Service & Style
At play here is an unpushy confidence, cosmopolitanism and vintage-inflected design that never screams “look at me!” but gently layers up over the course of a stay.
You won’t find any twee Irish artefacts amidst the dark strip wood panelling or designer furniture — but there are a few nods to the Collection’s heritage, like sculptures by John Behan and Linda Brunker. There’s no pool or spa, but a small gym and fitness centre downstairs (if you must).
The Taoiseach and Boris Johnson both stayed recently, and I recognise at least one Government player among the scattering of Irish accents.
But mostly business is US-based, with guests looked after by seriously good and snappily dressed staff (shout-out to the concierge’s excellent white beard). Watching reception tick over, I see a doorman spot a guest’s coat slipping off the counter. He glides over to catch it before it hits the floor.
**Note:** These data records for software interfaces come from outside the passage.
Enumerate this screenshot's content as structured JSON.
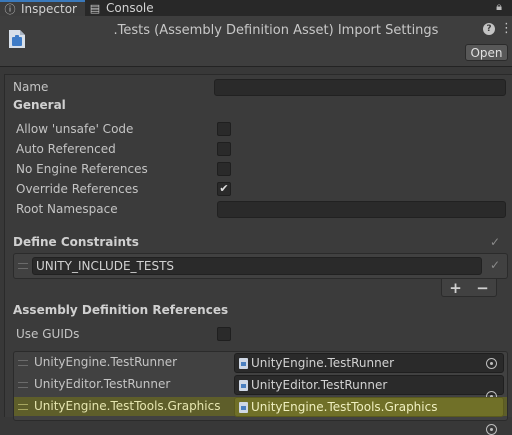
{
  "tabs": [
    {
      "label": "Inspector",
      "icon": "info-icon"
    },
    {
      "label": "Console",
      "icon": "console-icon"
    }
  ],
  "header": {
    "title": ".Tests (Assembly Definition Asset) Import Settings",
    "open_label": "Open"
  },
  "fields": {
    "name_label": "Name",
    "name_value": "",
    "general_section": "General",
    "allow_unsafe_label": "Allow 'unsafe' Code",
    "auto_referenced_label": "Auto Referenced",
    "no_engine_refs_label": "No Engine References",
    "override_refs_label": "Override References",
    "root_namespace_label": "Root Namespace",
    "root_namespace_value": ""
  },
  "checkboxes": {
    "allow_unsafe": false,
    "auto_referenced": false,
    "no_engine_refs": false,
    "override_refs": true,
    "use_guids": false
  },
  "define_constraints": {
    "title": "Define Constraints",
    "items": [
      "UNITY_INCLUDE_TESTS"
    ],
    "add_label": "+",
    "remove_label": "−"
  },
  "assembly_refs": {
    "title": "Assembly Definition References",
    "use_guids_label": "Use GUIDs",
    "items": [
      {
        "name": "UnityEngine.TestRunner",
        "value": "UnityEngine.TestRunner"
      },
      {
        "name": "UnityEditor.TestRunner",
        "value": "UnityEditor.TestRunner"
      },
      {
        "name": "UnityEngine.TestTools.Graphics",
        "value": "UnityEngine.TestTools.Graphics"
      }
    ]
  },
  "colors": {
    "accent": "#3a79bb",
    "highlight_row": "#5e5e2a"
  }
}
Save for one brusque interaction on a drinks order, the service purrs. Everyone exudes a sense of “I’ve got this”. 8/10
The intimate lobby and bar belie the hotel’s scale — there are 327 rooms, including a ninth floor devoted entirely to suites and a colossal penthouse (with its own terrace fire bowl, natch).
Rooms have been refurbed in palettes of creams, greys and taupes, with jewelly pops of colour — an amber swivel armchair, rather than blingy statement pieces, for example. Subtler luxury touches include heated bathroom floors, duck-down duvets, brass detailing and blackout curtains.
Beds are big, high and cloudlike; turndown sees my toiletries arranged neatly on a fluffy towel, and marble bathrooms are stocked with Malin + Goetz products (they are mini bottles, though). 8/10
Food & Drink
Doyle is a clubby little bar, “a sort of 1950s, Mad Men vibe”, as Corkonian GM Mark Payne describes it, sipping a pint of Guinness ($9) one evening.
The din here can get surprisingly loud for a smooth space with no TVs, but staff keep it ticking over, and a few sips of a playfully retro cocktail (‘Drain the Swamp’ mixes aged rum, nocino, banana and absinthe; from $17) should see you settle right in.
The Pembroke is the hotel’s restaurant, an elegant, quieter space serving “American cuisine with global influences” — from a 16oz rib-eye to handmade pastas or veal Milanese (mains from $28-$62). Gluten-free and veggie options are strong, and my blackened salmon pings off a tabbouleh salad and velvety lemon caper butter (though a starter sees a ball of burrata cheese served fridge-cold along with its aubergine caponata, rather than room temperature, which I’m pretty sure most would prefer).
Floor-to-ceiling windows open onto a terrace, and the leafy plants, copious marble and curvy coral booths combine the best brasserie and salon vibes. A marble bar with a drinks island lit from within is another nod to classy bars of the ’50s. You can get brunch on weekends, too.
It’s great American customer service, with staff introducing themselves by name, mollycoddling you across dish descriptions, wine pairings and portion sizes. Though I do wait a little too long for a Virginia Ham Benedict ($20) at breakfast. Feedback is eagerly taken. 7.5/10
The bottom line
The Dupont Circle is a gorgeously designed hotel that never feels overtly, guiltily so. Its luxury subtly wraps you up rather than hammering you over the head.
In a world with a hotel on every block, I love the sense of stepping into a clubby, intimate international crossroads, if only for a short stay.
Washington has its classics, from the Willard to the Jefferson or Mayflower. If it keeps evolving like this, the Dupont Circle will fit right into that DC set.
Classic rooms face the interior courtyard — upgrade to deluxe or higher floors for those neighbourhood views.
Local 101 The Phillips Collection is a small but superb museum of modern art just five minutes away. Highlights include the Rothko Room. phillipscollection.org
Rates Rooms only from $305/€290. Pól was a guest of the hotel (doylecollection.com/hotels) and washington.org